__WHAT TO PRODUCE__: Find each line below that includes "screenshot", then copy it.

[Items listed in a dataset]

··········

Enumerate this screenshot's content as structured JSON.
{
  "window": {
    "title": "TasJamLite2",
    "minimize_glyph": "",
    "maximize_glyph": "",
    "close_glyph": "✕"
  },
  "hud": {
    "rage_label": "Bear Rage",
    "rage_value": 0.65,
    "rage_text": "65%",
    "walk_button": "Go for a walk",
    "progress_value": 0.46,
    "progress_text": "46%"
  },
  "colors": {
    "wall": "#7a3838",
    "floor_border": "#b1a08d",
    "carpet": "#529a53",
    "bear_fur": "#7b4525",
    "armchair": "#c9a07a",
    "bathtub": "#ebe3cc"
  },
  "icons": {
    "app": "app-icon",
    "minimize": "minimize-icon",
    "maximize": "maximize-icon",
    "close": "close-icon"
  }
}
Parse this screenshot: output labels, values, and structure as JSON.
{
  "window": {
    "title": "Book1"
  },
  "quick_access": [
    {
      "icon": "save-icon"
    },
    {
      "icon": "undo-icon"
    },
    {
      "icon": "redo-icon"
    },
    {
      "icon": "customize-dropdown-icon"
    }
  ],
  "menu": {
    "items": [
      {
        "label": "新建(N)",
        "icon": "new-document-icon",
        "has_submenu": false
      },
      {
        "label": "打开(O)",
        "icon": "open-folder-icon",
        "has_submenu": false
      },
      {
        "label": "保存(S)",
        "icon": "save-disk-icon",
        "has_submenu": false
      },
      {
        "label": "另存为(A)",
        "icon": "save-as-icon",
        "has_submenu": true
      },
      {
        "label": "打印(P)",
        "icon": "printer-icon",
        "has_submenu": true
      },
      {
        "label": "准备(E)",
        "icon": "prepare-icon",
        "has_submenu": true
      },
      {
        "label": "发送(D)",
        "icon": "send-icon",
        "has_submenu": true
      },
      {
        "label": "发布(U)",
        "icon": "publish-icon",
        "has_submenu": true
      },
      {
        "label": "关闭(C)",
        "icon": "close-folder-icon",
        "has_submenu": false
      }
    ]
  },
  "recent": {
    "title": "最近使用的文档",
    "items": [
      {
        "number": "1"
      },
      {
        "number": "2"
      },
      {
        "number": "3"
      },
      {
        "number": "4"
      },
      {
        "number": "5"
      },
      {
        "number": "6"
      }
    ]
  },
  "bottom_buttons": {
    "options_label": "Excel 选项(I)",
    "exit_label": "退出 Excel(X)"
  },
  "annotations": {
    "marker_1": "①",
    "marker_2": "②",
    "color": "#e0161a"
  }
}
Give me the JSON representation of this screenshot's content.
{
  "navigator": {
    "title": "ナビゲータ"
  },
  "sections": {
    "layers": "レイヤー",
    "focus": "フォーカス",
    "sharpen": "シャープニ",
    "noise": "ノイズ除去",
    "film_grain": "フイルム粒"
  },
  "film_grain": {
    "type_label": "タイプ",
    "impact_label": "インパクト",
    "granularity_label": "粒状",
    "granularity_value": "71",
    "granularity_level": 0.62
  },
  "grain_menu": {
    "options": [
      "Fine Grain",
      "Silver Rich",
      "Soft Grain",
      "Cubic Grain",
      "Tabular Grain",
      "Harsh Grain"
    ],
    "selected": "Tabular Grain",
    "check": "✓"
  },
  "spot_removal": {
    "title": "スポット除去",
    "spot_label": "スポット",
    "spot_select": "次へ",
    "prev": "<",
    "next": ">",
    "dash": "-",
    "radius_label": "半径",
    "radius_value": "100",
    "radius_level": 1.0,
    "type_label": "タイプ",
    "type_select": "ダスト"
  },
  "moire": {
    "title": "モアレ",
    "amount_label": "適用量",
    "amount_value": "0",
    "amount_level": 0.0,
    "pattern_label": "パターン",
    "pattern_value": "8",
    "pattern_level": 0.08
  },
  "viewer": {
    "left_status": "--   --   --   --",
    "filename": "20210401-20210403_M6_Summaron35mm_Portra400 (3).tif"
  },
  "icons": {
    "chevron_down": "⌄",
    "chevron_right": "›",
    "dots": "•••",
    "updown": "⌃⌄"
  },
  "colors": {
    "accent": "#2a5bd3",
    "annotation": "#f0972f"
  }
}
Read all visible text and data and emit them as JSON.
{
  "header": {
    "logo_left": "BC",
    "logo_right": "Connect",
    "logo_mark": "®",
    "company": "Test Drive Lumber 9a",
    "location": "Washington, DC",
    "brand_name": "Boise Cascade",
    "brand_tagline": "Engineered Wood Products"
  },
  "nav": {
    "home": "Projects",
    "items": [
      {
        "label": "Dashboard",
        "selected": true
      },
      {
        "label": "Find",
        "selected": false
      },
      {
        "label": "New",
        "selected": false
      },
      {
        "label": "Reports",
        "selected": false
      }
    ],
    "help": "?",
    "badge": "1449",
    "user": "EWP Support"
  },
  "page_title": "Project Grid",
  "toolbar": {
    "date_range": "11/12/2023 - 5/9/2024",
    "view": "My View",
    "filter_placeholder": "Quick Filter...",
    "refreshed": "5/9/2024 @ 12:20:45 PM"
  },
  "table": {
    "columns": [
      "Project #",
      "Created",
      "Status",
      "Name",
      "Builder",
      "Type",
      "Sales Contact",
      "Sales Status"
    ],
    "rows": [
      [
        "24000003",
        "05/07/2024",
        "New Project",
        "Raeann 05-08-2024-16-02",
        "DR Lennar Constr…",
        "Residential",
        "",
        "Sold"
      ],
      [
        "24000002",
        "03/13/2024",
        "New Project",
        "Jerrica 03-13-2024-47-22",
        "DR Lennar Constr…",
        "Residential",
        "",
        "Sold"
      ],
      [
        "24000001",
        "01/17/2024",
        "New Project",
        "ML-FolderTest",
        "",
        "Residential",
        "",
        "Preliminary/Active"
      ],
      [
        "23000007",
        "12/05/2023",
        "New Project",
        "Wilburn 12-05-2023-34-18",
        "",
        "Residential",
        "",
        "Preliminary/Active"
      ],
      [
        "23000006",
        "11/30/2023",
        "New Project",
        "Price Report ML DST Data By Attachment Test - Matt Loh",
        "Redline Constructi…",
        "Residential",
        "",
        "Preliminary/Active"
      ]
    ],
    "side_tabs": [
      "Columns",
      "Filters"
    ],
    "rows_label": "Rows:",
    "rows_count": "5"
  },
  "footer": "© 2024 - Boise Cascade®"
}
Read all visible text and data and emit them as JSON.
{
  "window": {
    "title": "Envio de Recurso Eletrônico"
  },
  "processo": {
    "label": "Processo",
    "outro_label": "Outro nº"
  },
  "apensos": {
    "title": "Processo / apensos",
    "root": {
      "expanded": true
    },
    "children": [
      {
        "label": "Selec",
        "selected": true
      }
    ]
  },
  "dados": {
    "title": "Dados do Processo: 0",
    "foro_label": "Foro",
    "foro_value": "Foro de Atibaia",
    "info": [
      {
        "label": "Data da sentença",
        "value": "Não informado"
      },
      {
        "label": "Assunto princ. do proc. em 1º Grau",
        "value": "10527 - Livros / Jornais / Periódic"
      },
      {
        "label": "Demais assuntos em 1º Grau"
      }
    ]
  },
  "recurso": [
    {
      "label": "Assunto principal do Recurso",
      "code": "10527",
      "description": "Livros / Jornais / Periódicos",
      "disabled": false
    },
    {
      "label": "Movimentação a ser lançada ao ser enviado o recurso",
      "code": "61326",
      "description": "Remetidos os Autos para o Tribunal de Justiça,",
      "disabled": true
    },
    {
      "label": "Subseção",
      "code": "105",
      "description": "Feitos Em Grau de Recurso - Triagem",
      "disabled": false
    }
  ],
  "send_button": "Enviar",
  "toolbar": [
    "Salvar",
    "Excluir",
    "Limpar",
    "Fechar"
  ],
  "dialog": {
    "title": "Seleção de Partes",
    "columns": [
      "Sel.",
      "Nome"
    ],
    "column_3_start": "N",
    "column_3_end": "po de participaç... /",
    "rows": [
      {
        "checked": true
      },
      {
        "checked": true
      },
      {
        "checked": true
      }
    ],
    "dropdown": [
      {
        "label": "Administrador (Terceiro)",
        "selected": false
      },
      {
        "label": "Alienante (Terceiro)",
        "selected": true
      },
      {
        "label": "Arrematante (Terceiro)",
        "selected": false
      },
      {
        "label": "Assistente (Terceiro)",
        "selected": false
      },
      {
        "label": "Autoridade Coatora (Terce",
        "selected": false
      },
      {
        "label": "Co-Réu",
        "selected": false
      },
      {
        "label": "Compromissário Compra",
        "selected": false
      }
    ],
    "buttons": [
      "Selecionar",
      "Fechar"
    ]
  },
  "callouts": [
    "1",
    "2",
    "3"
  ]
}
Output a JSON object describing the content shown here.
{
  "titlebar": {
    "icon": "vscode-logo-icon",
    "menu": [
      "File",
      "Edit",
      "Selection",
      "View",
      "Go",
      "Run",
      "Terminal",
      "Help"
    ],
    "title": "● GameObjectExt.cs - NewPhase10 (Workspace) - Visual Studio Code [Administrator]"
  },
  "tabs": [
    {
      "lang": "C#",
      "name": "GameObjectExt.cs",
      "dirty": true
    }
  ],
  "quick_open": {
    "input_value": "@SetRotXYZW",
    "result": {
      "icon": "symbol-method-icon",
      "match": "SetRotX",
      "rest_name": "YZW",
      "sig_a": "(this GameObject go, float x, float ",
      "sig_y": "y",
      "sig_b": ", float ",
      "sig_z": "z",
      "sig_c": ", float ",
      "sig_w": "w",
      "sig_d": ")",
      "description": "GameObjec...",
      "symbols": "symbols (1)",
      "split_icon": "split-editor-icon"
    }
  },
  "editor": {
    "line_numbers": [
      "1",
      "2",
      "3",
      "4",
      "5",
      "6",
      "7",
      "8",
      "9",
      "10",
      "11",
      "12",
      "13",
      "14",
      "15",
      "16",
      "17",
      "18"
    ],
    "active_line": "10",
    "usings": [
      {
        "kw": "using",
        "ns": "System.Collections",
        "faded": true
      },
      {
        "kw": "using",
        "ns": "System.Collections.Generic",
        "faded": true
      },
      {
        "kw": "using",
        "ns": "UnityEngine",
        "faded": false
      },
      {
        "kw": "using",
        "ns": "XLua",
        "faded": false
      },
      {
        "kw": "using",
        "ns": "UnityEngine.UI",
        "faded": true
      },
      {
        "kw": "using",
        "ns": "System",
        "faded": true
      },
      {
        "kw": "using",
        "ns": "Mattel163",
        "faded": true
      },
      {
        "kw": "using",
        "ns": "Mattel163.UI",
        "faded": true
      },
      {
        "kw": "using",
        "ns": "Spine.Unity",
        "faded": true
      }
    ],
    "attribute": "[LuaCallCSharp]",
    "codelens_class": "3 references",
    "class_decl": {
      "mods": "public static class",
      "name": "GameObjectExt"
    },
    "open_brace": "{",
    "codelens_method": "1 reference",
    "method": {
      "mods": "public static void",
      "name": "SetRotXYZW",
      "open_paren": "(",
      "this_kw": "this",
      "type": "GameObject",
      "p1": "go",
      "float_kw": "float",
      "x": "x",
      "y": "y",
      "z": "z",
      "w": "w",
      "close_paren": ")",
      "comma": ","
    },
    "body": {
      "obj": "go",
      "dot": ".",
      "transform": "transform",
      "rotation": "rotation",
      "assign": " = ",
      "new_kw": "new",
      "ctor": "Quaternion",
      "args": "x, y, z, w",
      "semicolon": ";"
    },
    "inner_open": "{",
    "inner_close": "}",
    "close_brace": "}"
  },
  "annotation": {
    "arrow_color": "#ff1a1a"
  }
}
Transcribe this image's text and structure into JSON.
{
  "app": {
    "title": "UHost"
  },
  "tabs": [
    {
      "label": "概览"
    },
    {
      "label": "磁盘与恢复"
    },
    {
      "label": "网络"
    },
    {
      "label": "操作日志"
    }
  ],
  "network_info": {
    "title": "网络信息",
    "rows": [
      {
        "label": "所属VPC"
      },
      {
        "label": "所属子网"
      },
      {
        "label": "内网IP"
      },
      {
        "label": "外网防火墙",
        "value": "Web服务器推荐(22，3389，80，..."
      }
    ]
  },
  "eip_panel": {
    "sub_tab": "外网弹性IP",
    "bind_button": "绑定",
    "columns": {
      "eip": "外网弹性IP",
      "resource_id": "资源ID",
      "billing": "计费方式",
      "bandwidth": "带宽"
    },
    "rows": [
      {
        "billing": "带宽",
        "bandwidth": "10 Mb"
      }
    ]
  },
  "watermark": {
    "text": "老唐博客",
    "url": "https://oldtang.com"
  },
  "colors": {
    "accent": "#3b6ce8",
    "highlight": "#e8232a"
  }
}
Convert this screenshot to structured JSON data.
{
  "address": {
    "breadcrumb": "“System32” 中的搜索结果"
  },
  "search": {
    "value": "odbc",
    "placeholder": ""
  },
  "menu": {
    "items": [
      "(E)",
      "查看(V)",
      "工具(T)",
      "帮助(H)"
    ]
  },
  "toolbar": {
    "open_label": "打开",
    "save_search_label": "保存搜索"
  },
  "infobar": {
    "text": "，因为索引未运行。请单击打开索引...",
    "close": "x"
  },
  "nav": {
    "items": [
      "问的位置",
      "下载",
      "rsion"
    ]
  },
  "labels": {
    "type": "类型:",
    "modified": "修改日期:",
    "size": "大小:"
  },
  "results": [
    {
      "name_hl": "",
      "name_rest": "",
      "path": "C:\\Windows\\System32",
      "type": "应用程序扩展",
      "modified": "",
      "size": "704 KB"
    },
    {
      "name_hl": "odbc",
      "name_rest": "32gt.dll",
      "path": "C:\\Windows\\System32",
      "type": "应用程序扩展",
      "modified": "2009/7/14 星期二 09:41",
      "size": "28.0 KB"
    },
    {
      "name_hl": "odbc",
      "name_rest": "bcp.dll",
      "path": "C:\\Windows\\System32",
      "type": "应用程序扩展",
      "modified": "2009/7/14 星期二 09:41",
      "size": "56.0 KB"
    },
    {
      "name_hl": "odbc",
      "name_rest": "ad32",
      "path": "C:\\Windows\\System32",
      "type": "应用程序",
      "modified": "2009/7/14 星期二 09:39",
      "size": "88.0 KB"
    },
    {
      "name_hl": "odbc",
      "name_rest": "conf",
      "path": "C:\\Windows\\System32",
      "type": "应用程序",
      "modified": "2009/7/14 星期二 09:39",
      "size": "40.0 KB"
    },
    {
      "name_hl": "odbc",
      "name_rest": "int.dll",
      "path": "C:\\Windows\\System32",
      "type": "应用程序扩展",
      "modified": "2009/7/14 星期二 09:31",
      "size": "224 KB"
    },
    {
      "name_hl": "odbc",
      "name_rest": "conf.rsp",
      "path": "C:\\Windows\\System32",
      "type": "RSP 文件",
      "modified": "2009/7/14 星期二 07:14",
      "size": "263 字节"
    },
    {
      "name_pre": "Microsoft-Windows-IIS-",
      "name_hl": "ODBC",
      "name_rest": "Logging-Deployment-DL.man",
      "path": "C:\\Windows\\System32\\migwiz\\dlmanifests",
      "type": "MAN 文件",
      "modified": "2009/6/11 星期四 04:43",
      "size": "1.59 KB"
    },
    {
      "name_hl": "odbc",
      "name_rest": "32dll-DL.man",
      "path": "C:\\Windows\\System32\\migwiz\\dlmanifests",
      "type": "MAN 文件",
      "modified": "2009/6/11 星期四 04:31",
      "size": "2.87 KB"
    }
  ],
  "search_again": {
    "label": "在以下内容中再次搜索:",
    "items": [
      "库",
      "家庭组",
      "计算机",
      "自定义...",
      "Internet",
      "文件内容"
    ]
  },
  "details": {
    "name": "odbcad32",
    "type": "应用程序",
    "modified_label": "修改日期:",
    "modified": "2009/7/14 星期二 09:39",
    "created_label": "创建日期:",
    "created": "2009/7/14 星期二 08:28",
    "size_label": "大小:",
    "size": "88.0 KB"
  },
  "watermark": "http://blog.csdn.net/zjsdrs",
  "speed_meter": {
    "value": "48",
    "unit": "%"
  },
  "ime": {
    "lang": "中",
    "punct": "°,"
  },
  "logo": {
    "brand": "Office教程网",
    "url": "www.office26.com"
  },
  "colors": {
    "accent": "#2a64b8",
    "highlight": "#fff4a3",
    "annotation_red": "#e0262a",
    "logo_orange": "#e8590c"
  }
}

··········

__SOLUTION FOR THIS TASK__:
Enumerate this screenshot's content as structured JSON.
Parse this screenshot: output labels, values, and structure as JSON.
Give me the JSON representation of this screenshot's content.
Convert this screenshot to structured JSON data.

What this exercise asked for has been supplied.